Work instruction: Go line by line through the entries and show those that hold the string "content".

● ● ● ● ● ● ●

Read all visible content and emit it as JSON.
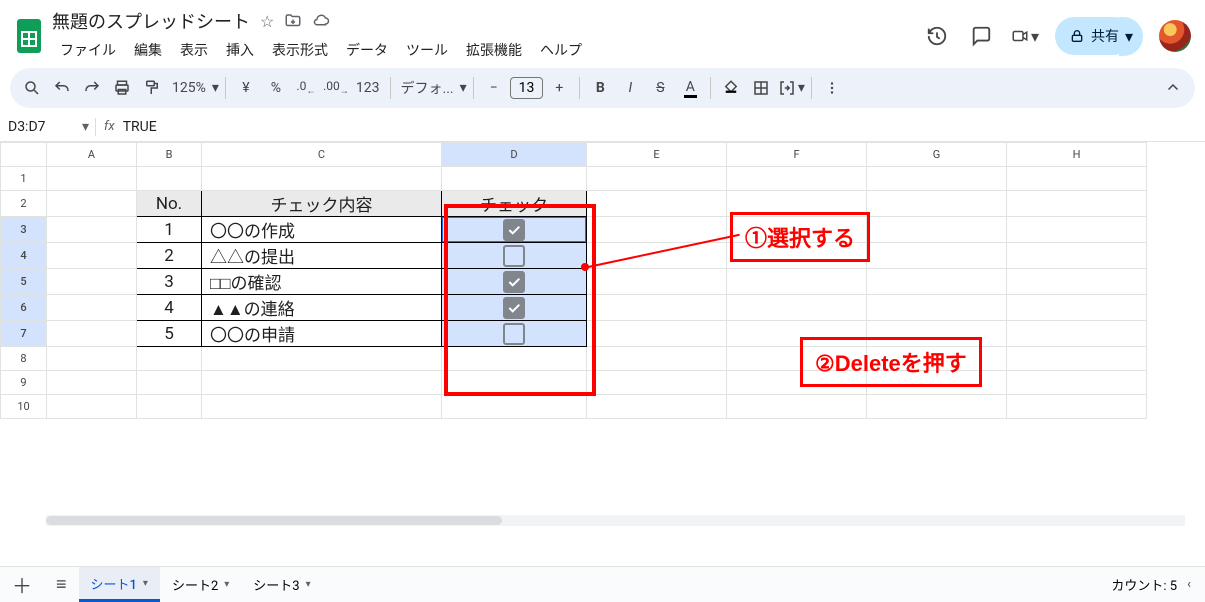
{
  "doc": {
    "title": "無題のスプレッドシート"
  },
  "menu": {
    "file": "ファイル",
    "edit": "編集",
    "view": "表示",
    "insert": "挿入",
    "format": "表示形式",
    "data": "データ",
    "tools": "ツール",
    "extensions": "拡張機能",
    "help": "ヘルプ"
  },
  "toolbar": {
    "zoom": "125%",
    "currency": "¥",
    "percent": "%",
    "dec_dec": ".0",
    "dec_inc": ".00",
    "numfmt": "123",
    "font": "デフォ...",
    "minus": "−",
    "fontsize": "13",
    "plus": "+"
  },
  "share": {
    "label": "共有"
  },
  "namebox": {
    "ref": "D3:D7",
    "formula": "TRUE"
  },
  "columns": [
    "A",
    "B",
    "C",
    "D",
    "E",
    "F",
    "G",
    "H"
  ],
  "table": {
    "headers": {
      "no": "No.",
      "content": "チェック内容",
      "check": "チェック"
    },
    "rows": [
      {
        "no": "1",
        "content": "〇〇の作成",
        "checked": true
      },
      {
        "no": "2",
        "content": "△△の提出",
        "checked": false
      },
      {
        "no": "3",
        "content": "□□の確認",
        "checked": true
      },
      {
        "no": "4",
        "content": "▲▲の連絡",
        "checked": true
      },
      {
        "no": "5",
        "content": "〇〇の申請",
        "checked": false
      }
    ]
  },
  "annotations": {
    "a1": "①選択する",
    "a2": "②Deleteを押す"
  },
  "tabs": {
    "add": "+",
    "all": "≡",
    "t1": "シート1",
    "t2": "シート2",
    "t3": "シート3"
  },
  "status": {
    "count": "カウント: 5"
  }
}
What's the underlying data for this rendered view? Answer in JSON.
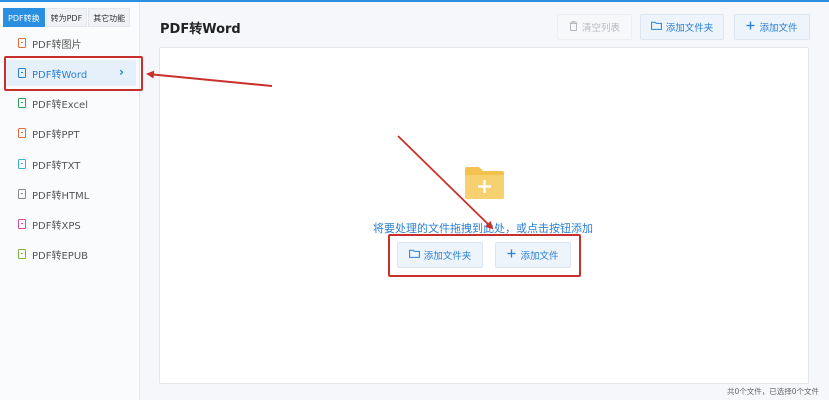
{
  "sidebar": {
    "tabs": [
      {
        "label": "PDF转换",
        "active": true
      },
      {
        "label": "转为PDF",
        "active": false
      },
      {
        "label": "其它功能",
        "active": false
      }
    ],
    "items": [
      {
        "label": "PDF转图片",
        "icon": "image-file-icon",
        "color": "#e0703a"
      },
      {
        "label": "PDF转Word",
        "icon": "word-file-icon",
        "color": "#2a7fd4",
        "active": true
      },
      {
        "label": "PDF转Excel",
        "icon": "excel-file-icon",
        "color": "#2e9e5b"
      },
      {
        "label": "PDF转PPT",
        "icon": "ppt-file-icon",
        "color": "#e0703a"
      },
      {
        "label": "PDF转TXT",
        "icon": "txt-file-icon",
        "color": "#3ab0d8"
      },
      {
        "label": "PDF转HTML",
        "icon": "html-file-icon",
        "color": "#888888"
      },
      {
        "label": "PDF转XPS",
        "icon": "xps-file-icon",
        "color": "#d84a9a"
      },
      {
        "label": "PDF转EPUB",
        "icon": "epub-file-icon",
        "color": "#7cb342"
      }
    ]
  },
  "header": {
    "title": "PDF转Word",
    "clear_label": "清空列表",
    "add_folder_label": "添加文件夹",
    "add_file_label": "添加文件"
  },
  "drop_zone": {
    "hint": "将要处理的文件拖拽到此处，或点击按钮添加",
    "add_folder_label": "添加文件夹",
    "add_file_label": "添加文件"
  },
  "status": {
    "text": "共0个文件，已选择0个文件"
  },
  "colors": {
    "accent": "#2a7fd4",
    "annotation": "#c9302c"
  }
}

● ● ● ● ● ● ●

Answer to the problem:
Read all visible content and emit it as JSON.
      "content": "チェック内容",
        "content": "〇〇の作成",
        "content": "△△の提出",
        "content": "□□の確認",
        "content": "▲▲の連絡",
        "content": "〇〇の申請",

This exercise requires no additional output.